The Ontario economy has geared down from a strong post-recession rebound. Quarterly growth has slowed from a 6 percent-plus pace at the end of 2009 to a more modest 2.8 percent for all of 2010, tempered by softness in net exports and slower public-sector spending. These two areas, along with cooler housing activity, are the key factors shaping a less robust growth profile in Ontario than in some other faster-growing provinces, namely western Canada. A strong Canadian dollar should continue to weigh on net exports, though they won’t be nearly the drag on growth that they were in 2010, and auto production figures to be disrupted by parts shortages in the wake of the Japanese earthquake and tsunami. Meanwhile, real government spending growth slowed significantly in the second half of 2010, a theme that should persist as the province heads down the road back to a balanced budget. Still, there are some economic bright spots in Ontario as employment has rebounded to near prerecession levels. Overall, real GDP growth should cool modestly to 2.7 percent in 2011, and slow further to 2.6 percent in 2012 (table 3). This budget is based on the assumptions of 2.4 percent and 2.7 percent growth in 2011 and 2012, which we deem to be reasonable.
Looking further ahead, the medium-term economic outlook for Ontario will be challenged by the need for years of moderate fiscal restraint, whereas almost all other provinces and Ottawa will presumably be in balance by mid-decade and able to lighten up on the fiscal reins by that time. This will compound the challenges the province faces from the twin weights of the soaring Canadian dollar and the intense competition from emerging market manufacturers. Suffice it to say that policy-makers may soon regret not having taken more forceful action on making hay on the deficit front while the economic sun was still shining.

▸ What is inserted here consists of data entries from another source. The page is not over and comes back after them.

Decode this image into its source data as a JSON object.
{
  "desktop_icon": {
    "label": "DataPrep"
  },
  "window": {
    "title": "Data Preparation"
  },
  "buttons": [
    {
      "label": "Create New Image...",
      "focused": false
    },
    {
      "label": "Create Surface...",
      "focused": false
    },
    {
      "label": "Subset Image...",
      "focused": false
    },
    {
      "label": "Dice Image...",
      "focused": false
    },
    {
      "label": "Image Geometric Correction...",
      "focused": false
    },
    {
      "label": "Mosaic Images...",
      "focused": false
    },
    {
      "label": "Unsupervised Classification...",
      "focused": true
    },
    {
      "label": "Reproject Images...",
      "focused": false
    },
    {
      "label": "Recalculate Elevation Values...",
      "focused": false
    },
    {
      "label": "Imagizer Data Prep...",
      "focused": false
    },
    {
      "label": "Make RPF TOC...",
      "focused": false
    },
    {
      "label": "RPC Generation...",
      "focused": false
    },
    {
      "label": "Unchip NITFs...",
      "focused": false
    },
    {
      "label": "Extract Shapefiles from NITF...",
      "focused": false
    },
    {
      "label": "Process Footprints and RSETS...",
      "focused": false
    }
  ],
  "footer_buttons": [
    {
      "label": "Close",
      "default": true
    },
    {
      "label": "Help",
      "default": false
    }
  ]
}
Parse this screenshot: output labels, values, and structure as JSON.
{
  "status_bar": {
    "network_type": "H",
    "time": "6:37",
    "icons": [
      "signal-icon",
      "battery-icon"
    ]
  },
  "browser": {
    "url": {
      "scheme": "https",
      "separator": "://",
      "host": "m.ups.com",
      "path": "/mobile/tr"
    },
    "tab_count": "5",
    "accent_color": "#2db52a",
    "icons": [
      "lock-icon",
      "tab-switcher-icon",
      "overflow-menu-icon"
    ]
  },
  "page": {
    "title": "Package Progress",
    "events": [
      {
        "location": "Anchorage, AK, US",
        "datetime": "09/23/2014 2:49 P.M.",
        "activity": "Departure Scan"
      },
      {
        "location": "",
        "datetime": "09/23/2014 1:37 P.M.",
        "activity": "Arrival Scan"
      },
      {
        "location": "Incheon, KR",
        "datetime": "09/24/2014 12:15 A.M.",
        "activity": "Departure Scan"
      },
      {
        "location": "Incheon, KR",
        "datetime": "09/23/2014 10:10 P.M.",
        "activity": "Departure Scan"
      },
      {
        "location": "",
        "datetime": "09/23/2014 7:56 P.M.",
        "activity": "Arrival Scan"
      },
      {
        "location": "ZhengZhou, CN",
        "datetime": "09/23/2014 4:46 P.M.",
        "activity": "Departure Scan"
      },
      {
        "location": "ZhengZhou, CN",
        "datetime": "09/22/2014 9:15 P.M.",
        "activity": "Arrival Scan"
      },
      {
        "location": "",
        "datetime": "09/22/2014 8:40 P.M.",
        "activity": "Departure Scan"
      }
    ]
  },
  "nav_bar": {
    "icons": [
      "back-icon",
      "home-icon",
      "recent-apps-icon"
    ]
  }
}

Michael Gregory and Robert Kavcic assisted in the preparation of this article.